Although Future Street was the first time Michael Stevenson brought in outside help with the production of his music, it’s a record that was undoubtedly written alone. As Stevenson went into lockdown in 2020, he used the time to tinker away and write music that would become Future Street, his first full album under his Blue Wilson moniker. Stevenson even had multiple tracks finalized and ready to go before he decided to bring in producer Ben Lumsdaine (“Something flipped in my mind,” Stevenson said upon first meeting Lumsdaine.) Exploring his fondness of psych-tinged Americana and warm 70s pop, Stevenson carried forward the endeavours of his group Small Forward (which he launched with college classmate Rounak Maiti back in 2016).
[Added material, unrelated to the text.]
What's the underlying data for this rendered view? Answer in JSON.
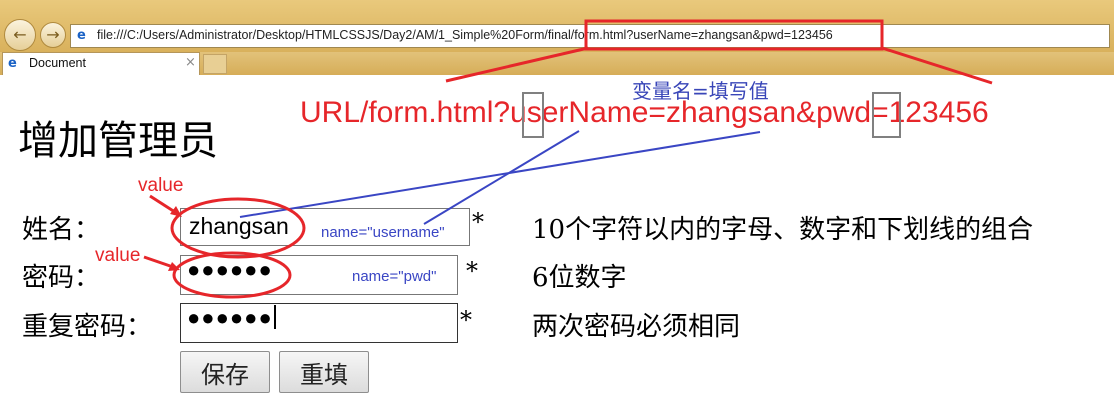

It’s a style fitting to Stevenson’s words here; his focus is longing, companionship, and isolation. And, though he sings with a genuine pang of yearning, his worries and desires seem everyday and relatable thanks to the often breezy backdrop of guitars and occasionally lush synths and strings. There’s echoes of Foxygen, Kurt Vile, and even a smidgen of Circulatory System in the occasionally more psychedelic-leaning moments (if not also in Stevenson’s higher register, which isn’t unlike Will Cullen Hart at times). Future Street‘s enjoyment comes from gentle nods to other familiar sounds and genres, the way the hooks nestle gently in your head like reassuring words of encouragement, but mostly in Stevenson’s quiet forlornness.
Never one to get too mopey, Stevenson’s tone elevates his lyrics that occasionally read a little too sentimental on paper, but are nonetheless delivered with an earnestness that’s hard not to get swept up in. “I don’t want you to dance alone / Crying in the car when you’re on your own / Even in the falling rain / I’ll be there,” he offers on “The Wringer” with a genuine desire to comfort in his voice. Elsewhere, on “Copilot”, he laments “If you look in my eyes / I’m a black hole in disguise / I am broken paradise” with such restful, downtrodden energy you can forgive the kind of elementary simile. This melancholy and romance-tinged kind of writing might not be up everyone’s alley, but the care in the writing is evident and there are quotable gems across the record.
When not lamenting over someone missing from his side, Stevenson also offers up takes on modern life and living. On the excellent centrepiece “American Cement” he sings “All they do is pour cement / across the whole damn continent / then they ask me for the rent” before adding gently (and with the tiniest, wryest smile), “And I tell them please fuck off.” It’s a quiet takedown of modern living and wanting to break free from feeling trapped in your apartment, and when the song charges to a swell in the final minute, the frustration has simmered to the surface without Stevenson ever raising his voice. Meanwhile, on “Everybody Goes In Their Own Way”, he’s at his most dour (“Just like the swimmer sinking / The dads at their drinking / Everybody goes in their own way”), but despite this there’s an air of optimism that lifts the song out of the depths; “I may be close to the end / but today’s not my day,” he affirms.
It’s this optimism colouring the edges of his lyrics that make Stevenson such a likeable singer to follow through his journeys here. “Life isn’t about living out your dreams / It’s finding love in little things,” he offers near the start of “Little Things” before ending the song with a rollicking final burst. Likewise on the wonderful and dreamy opening track “Underwater Dance” the soaring strings bring the “we’ll float up / soon my friend” line to life, leaving you coming out the other end convinced everything will be okay. Even on the cynical “American Cement” he sighs “But at least i’ve still got time”.
“Come Back Soon” is the thread that perhaps weaves together Future Street, appearing in two versions at either end of the album. On the reprise the arrangement is more languorous than the initial version, dipping its toes into that aforementioned psychedelic waters. The titular call is at first a memorable one, Stevenson sounding like he’s singing with a lump in his throat, while second time round it all feels like a strange dream he’s waking from. It’s like returning to the outside world after months alone inside, being face to face with people again after a long absence of company. “This record is my attempt to parse out the contradiction of enjoying that isolation while needing meaningful human connection,” Stevenson says of Future Street. It’s reclusiveness warmed by an outside hand and a new friendship. It’s okay to be sad and lonely, but with producer Ben Lumsdaine, Stevenson shows us that being so can also sound quite lovely.